» **Try it**
Would you retype every line below without changing anything?

App and web page records
--*--

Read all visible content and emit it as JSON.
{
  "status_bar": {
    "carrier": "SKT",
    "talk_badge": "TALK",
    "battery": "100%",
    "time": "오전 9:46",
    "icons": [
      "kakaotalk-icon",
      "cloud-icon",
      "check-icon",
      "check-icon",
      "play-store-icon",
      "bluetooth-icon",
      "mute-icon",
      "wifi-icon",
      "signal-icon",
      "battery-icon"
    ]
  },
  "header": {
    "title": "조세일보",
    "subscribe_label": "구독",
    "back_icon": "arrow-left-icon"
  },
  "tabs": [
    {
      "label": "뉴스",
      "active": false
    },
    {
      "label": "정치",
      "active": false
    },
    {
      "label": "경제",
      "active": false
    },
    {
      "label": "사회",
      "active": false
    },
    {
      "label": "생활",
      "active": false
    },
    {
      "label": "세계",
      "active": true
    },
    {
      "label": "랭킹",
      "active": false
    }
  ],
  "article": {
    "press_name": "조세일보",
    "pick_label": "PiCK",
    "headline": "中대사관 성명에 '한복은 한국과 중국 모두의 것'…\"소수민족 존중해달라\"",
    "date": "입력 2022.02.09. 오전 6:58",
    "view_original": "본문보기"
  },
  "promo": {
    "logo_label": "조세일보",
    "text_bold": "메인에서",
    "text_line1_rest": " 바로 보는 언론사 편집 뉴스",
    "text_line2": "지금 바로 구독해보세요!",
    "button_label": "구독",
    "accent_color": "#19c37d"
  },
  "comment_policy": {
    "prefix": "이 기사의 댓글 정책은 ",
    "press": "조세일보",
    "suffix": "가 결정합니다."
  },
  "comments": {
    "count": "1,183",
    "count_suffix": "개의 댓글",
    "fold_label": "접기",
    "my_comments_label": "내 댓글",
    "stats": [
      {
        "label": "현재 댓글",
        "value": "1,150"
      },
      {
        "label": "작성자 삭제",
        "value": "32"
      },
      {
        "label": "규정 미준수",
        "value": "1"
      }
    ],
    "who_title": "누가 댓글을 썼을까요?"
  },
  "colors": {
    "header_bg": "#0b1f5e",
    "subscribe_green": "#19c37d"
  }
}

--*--

» **Your response**
Read all visible content and emit it as JSON.
{
  "status_bar": {
    "carrier": "SKT",
    "talk_badge": "TALK",
    "battery": "100%",
    "time": "오전 9:46",
    "icons": [
      "kakaotalk-icon",
      "cloud-icon",
      "check-icon",
      "check-icon",
      "play-store-icon",
      "bluetooth-icon",
      "mute-icon",
      "wifi-icon",
      "signal-icon",
      "battery-icon"
    ]
  },
  "header": {
    "title": "조세일보",
    "subscribe_label": "구독",
    "back_icon": "arrow-left-icon"
  },
  "tabs": [
    {
      "label": "뉴스",
      "active": false
    },
    {
      "label": "정치",
      "active": false
    },
    {
      "label": "경제",
      "active": false
    },
    {
      "label": "사회",
      "active": false
    },
    {
      "label": "생활",
      "active": false
    },
    {
      "label": "세계",
      "active": true
    },
    {
      "label": "랭킹",
      "active": false
    }
  ],
  "article": {
    "press_name": "조세일보",
    "pick_label": "PiCK",
    "headline": "中대사관 성명에 '한복은 한국과 중국 모두의 것'…\"소수민족 존중해달라\"",
    "date": "입력 2022.02.09. 오전 6:58",
    "view_original": "본문보기"
  },
  "promo": {
    "logo_label": "조세일보",
    "text_bold": "메인에서",
    "text_line1_rest": " 바로 보는 언론사 편집 뉴스",
    "text_line2": "지금 바로 구독해보세요!",
    "button_label": "구독",
    "accent_color": "#19c37d"
  },
  "comment_policy": {
    "prefix": "이 기사의 댓글 정책은 ",
    "press": "조세일보",
    "suffix": "가 결정합니다."
  },
  "comments": {
    "count": "1,183",
    "count_suffix": "개의 댓글",
    "fold_label": "접기",
    "my_comments_label": "내 댓글",
    "stats": [
      {
        "label": "현재 댓글",
        "value": "1,150"
      },
      {
        "label": "작성자 삭제",
        "value": "32"
      },
      {
        "label": "규정 미준수",
        "value": "1"
      }
    ],
    "who_title": "누가 댓글을 썼을까요?"
  },
  "colors": {
    "header_bg": "#0b1f5e",
    "subscribe_green": "#19c37d"
  }
}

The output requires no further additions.